PEORIA, Ill. (WMBD) — Peoria Public Schools District 150 is moving forward with its initiative to promote inclusivity within its lesson plans.
When students return to class in the fall, they’ll be greeted with a more LGBTQ+ friendly education as the district will infuse LGBTQ+ history into its curriculum.
Superintendent Dr. Sharon Desmoulin-Kherat said the plan is part of HB246, which is a 2019 state mandate requiring LGBTQ+ curriculum in grades K-12. She said it’s a plan she’s anxious to see implemented.
“I’m really excited that we were able to identify a curriculum through our community so it’s not going to cost us anything,” Dr. Kherat said. “It was really needed.”
She said the initiative was a collaboration with community members, The Hult Center for Healthy Living, and Central Illinois Friends. She said she believes the process will be enlightening and educate students and teachers alike.
“It’s just really made us a much more inclusive, progressive, open district that’s welcoming to everybody and also, in the end, educate us all,” Dr. Kherat said.

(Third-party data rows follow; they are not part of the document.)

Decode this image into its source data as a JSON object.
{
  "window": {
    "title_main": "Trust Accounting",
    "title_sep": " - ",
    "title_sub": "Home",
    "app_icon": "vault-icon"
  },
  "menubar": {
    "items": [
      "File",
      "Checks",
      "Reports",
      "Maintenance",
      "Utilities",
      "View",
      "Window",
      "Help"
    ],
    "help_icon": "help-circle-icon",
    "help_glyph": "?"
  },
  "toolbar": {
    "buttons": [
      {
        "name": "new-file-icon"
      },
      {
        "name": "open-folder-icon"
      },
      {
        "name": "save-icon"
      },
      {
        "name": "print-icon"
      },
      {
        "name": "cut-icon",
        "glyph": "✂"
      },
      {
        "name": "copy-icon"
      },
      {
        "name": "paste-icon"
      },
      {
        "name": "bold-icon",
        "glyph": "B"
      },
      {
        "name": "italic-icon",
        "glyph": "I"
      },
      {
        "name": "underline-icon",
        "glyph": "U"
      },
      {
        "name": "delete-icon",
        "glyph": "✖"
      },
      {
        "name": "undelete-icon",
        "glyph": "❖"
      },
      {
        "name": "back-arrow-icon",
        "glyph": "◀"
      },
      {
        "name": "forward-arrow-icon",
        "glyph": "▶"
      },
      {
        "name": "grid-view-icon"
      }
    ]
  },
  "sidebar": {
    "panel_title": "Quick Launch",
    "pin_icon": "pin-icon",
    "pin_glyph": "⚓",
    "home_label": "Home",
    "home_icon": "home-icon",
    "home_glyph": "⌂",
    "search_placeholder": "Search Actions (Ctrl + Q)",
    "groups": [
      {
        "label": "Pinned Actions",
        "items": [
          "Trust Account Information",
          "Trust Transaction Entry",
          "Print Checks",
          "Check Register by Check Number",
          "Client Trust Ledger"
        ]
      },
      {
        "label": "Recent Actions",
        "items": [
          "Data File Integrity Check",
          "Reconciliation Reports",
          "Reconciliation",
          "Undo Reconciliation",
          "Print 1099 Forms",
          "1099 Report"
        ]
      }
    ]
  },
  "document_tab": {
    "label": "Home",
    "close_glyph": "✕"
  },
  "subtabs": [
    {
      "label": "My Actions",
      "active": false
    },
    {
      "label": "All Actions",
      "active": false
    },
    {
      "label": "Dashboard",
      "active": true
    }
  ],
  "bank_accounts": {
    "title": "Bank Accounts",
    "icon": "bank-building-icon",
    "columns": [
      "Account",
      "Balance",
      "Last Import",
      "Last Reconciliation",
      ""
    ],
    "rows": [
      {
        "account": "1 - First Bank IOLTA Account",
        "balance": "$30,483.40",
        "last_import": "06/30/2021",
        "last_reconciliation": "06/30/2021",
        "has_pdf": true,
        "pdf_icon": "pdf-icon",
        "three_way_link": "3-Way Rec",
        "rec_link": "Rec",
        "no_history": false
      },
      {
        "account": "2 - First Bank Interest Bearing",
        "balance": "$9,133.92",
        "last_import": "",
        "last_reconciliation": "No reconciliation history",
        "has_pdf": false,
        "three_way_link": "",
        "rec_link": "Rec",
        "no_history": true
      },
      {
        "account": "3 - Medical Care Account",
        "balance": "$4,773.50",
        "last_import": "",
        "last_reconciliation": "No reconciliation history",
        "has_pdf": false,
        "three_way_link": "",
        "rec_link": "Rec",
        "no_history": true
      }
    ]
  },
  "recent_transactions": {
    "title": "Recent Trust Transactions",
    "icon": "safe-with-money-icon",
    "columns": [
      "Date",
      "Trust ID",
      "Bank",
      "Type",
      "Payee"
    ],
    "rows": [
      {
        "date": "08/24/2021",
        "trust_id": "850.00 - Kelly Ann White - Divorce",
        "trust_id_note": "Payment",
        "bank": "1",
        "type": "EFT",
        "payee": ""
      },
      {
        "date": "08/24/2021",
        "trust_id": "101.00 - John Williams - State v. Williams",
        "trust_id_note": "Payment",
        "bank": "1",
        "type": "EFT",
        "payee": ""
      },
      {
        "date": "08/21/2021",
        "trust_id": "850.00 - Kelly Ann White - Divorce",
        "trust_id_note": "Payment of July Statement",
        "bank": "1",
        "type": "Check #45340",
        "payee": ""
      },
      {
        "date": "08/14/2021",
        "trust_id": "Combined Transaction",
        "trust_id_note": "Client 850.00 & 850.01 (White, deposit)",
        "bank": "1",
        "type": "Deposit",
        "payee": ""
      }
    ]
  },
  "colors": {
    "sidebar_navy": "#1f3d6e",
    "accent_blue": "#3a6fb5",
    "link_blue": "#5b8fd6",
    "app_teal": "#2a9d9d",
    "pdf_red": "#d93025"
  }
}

Deric Kimler, CEO of Central Illinois Friends, said there will not be a specific course dedicated to LGBTQ+ history, but rather a resource that teachers can use when applicable.
“This is a resource that educators get to use no matter what class they’re teaching,” Kimler said.
He said the resource that will be used in lesson plans comes from the Legacy Project, a Chicago-based nonprofit. Kimler said it’s important to highlight LGBTQ+ historic figures because it gives the representation to LGBTQ+ youth that’s been lacking in the scholastic setting.
“You are helping children that are having identity crisis get out of their heads and get into the books that you are trying to teach them,” Kimler said. “You’re letting them know ‘it’s okay to be you.”
He said a little nod goes a long way.
“For instances, you’re talking about George Washington Carver today, include that fact that he was a gay man because he was,” Kimler said. “You’re talking about Friedrich Von Steuben today, include the fact that he was an openly gay man. Yes, the father of the U.S. military was an openly gay man.”
Kimler also said incorporating LGBTQ+ history may look different for elementary students and junior high students who are taught history differently.
“It’s simply just providing safe space by providing LGBTQ+ inclusive books and also understanding that some of those kids in your class, some of your friends, may have mommies and mommies and daddies and daddies,” Kimler said.
He also said he understands some parents may be uneasy about the topic and is assuring them the lessons are about history and not sex.
“When we talk about presidents and their first wives, we don’t talk about what they’re doing in bed, we talk about what they provided us and what accolades they had,” Kimler said. “When we’re talking about LGBTQ+ history, we’re simply talking about all the great things that we benefit from today that they gave us, not what they did in bed.”
Kimler said the Legacy Project is a great tool for everyone and anyone can go online and see what’s being taught. He said it’s essential for everyone to have a safe space to learn.